My name is Rupert Allhusen and I'll be 40 years old when I swim the channel in August 2020. I have enjoyed all sports since I could walk and hold a ball and have always enjoyed swimming ever since my first pair of armbands.

Sport, especially rugby, was massive for me during my schools day, but coming from Devon the ocean was never too far away and always somewhere I loved visiting for a paddle at first and then later on as I grew up somewhere to swim and explore. I'm not sure during these days I ever considered swimming the channel, far too big!

After school and while at Brunel University, I joined Richmond Rugby Club and have played for them since 1999, earning over 150 1st XV caps and most recently touring with the Richmond Heavies to Argentina before my swim training stepped up over the past 12 months.

Following a 4 year teaching career, I spent a year studying at Oxford University earning a Rugby blue in 2007 before embarking on a career in the Insurance industry.

I work in the London Insurance market for the White Bear Group after more than 10 years with Talbot Underwriting in Lloyd’s of London.

Over the past 10 years, mainly since hanging up the rugby boots and having had a family, swimming has become my focus and turning from a prop forward to a long distance swimmer has been fair easy which comes as quite a shock to some!

I became involved with all the annual outdoor swimming societies open water swim events from the Dart10K, to the Bantham Swoosh 6K and also the Hurly Burly 10K up in Snowdonia. Over these years my times have improved and so too has the number of people I have roped into joining my love of swimming. Please note that these open water events aren't competitive but being a true sportsman the competition is often with yourself.

I think it was around 2016 I started to harbour the desire to swim the channel but the dream has only really presented itself in the last 12 months and I've taken it on and am thoroughly looking forward to it!

Please visit my website at where you can find more information about my swim!

Since Captain Matthew Webb became the first person to swim the channel in 1875 fewer than 2000 people have completed the 20.7 miles. Far fewer than have climbed Mount Everest to the summit. The shortest distance is between Shakespeare Beach just west of Dover docks and Cap Gris Nez west of Calais but swimmers must cover far more than that as changing tides will sweep them first one way and then the other during their crossing resulting in an S shaped course. So although I will start at Shakespeare Beach, I have no idea where in France I will land!

Swimmers are accompanied by a pilot boat, mine skippered by Mike Oram, which watches out for the 600 freighters, tankers and 200 ferries which pass through the Straits of Dover each day making it one of the busiest shipping lanes in the world.

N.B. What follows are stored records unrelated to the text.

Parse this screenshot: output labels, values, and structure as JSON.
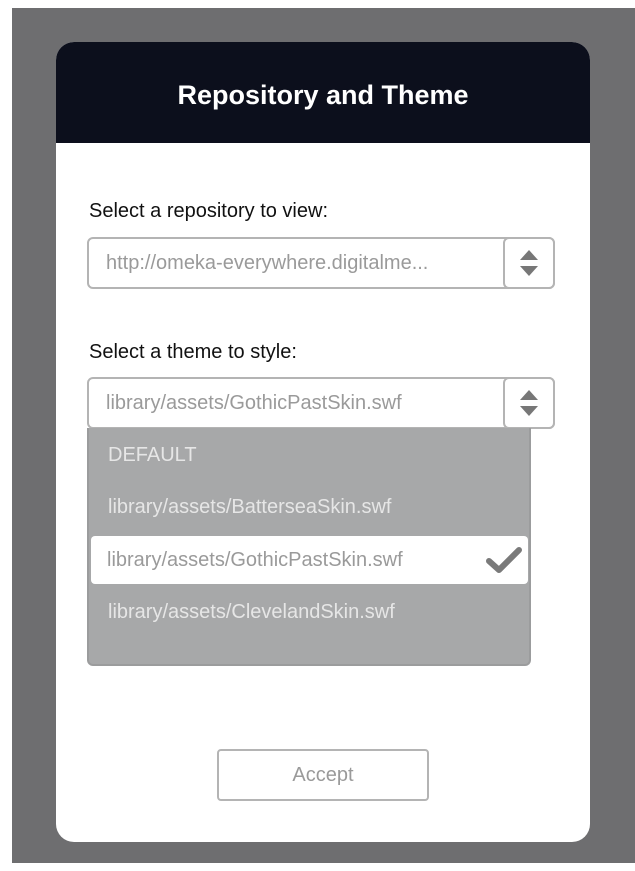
{
  "dialog": {
    "title": "Repository and Theme"
  },
  "repository": {
    "label": "Select a repository to view:",
    "value": "http://omeka-everywhere.digitalme..."
  },
  "theme": {
    "label": "Select a theme to style:",
    "value": "library/assets/GothicPastSkin.swf",
    "options": [
      "DEFAULT",
      "library/assets/BatterseaSkin.swf",
      "library/assets/GothicPastSkin.swf",
      "library/assets/ClevelandSkin.swf"
    ],
    "selected_index": 2
  },
  "accept_label": "Accept",
  "colors": {
    "header_bg": "#0c0f1c",
    "backdrop": "#6e6e70",
    "dropdown_bg": "#a7a8a9",
    "check": "#7a7a7a"
  }
}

Other hazards are the strength of the tides, waves and weather.

The Temperature - Between July and September the sea temperature usually ranges from 14°C to 18°C but has been known to drop to 6°C. You must complete a 6 hour swim in similar conditions beforehand. I plan to do that 10 times from a hopefully improving sea temperature of 13°C on the 7th June!

The Rules - For your swim to be recognised by the Cross Channel Swimming Association these are the rules.

You must start and finish on dry land; you must use no artificial aid; only wear goggles, a cap, nose clips, ear plugs and a sleeveless and armless costume. Additional insulation, traditionally goose fat, can be applied! You must not touch another human being or the boat. Food may be passed to you from the boat on a long pole. If you come straight home you do not need a passport! The record time is 7 hours. One poor chap was swept so far off course by the tide that he ended up swimming 65 miles, but he did get there!

Thanks for supporting me and donating, it's very much appreciated.

Rupert Allhusen